▼

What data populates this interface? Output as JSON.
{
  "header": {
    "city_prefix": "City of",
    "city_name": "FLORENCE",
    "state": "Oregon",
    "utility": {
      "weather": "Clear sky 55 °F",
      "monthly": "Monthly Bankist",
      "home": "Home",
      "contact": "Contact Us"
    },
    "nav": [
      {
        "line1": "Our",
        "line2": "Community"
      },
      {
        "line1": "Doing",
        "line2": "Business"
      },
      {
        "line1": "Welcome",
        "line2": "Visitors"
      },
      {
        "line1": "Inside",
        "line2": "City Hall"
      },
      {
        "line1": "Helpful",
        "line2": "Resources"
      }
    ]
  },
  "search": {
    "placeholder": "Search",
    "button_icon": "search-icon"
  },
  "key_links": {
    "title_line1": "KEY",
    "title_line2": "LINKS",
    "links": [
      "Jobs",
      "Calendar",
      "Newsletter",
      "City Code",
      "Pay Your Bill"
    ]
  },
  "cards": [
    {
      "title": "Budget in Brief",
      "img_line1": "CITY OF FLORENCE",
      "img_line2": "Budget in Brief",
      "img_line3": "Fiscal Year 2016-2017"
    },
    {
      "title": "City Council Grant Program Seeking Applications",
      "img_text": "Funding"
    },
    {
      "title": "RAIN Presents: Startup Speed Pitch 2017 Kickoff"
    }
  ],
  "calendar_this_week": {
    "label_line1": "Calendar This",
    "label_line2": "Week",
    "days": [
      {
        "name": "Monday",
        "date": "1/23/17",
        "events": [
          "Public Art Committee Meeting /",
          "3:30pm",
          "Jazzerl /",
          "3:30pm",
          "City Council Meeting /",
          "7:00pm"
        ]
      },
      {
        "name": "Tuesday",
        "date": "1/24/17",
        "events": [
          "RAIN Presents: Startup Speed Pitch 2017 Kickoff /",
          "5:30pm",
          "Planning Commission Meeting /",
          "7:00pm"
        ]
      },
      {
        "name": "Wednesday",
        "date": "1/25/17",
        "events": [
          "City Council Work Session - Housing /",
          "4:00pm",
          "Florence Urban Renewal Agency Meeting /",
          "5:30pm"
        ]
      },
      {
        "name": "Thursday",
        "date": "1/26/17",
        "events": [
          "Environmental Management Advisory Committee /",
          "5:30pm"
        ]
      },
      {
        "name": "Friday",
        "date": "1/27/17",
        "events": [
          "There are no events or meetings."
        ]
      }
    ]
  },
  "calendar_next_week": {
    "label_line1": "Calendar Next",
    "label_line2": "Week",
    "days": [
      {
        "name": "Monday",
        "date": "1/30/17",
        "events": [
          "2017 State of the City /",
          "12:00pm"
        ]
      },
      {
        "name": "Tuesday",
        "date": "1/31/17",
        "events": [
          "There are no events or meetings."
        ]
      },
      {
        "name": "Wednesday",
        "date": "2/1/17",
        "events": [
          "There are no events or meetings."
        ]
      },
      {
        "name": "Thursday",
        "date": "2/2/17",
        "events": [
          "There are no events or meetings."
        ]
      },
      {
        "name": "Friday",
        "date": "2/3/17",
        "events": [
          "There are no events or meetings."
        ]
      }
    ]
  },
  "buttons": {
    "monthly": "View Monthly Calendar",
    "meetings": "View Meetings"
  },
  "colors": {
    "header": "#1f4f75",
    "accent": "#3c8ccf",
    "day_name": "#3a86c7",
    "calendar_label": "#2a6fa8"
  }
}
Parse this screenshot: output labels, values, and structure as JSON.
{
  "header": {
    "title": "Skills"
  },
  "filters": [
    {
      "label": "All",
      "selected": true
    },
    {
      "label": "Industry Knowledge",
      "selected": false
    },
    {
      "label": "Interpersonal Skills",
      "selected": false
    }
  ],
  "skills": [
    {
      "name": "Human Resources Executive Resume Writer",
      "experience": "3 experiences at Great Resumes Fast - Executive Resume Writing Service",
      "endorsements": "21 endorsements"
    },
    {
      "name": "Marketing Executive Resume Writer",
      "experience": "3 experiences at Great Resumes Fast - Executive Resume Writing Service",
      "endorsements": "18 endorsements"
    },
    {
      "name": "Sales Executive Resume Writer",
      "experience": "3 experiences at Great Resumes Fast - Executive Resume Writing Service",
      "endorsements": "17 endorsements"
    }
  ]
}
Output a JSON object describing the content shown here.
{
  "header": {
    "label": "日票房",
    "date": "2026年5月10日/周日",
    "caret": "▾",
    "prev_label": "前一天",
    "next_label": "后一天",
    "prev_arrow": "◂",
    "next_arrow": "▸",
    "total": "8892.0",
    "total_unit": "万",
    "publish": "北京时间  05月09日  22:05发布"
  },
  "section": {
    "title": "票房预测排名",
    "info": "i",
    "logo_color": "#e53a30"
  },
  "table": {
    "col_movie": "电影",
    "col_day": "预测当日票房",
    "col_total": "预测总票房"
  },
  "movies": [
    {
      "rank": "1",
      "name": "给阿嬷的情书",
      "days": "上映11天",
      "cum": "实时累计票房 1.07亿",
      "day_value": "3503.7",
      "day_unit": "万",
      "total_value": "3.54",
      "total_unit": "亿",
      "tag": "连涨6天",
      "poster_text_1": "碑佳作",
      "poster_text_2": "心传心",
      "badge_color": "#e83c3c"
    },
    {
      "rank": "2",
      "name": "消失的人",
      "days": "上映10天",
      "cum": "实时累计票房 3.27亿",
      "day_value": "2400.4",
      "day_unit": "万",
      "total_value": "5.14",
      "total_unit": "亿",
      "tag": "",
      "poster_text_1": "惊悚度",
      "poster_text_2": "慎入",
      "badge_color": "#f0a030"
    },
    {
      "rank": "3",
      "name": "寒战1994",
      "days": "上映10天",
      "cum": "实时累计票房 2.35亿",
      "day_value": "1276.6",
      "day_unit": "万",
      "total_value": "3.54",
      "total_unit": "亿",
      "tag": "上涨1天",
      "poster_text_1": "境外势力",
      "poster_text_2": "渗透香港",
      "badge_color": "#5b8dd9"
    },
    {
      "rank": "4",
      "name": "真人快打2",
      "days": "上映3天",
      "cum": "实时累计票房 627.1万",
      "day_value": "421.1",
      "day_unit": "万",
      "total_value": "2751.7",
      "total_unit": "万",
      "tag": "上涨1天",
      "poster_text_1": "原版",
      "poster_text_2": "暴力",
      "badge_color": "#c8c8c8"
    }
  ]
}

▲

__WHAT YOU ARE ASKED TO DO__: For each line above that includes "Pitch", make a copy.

__TASK ANSWER__:
      "title": "RAIN Presents: Startup Speed Pitch 2017 Kickoff"
          "RAIN Presents: Startup Speed Pitch 2017 Kickoff /",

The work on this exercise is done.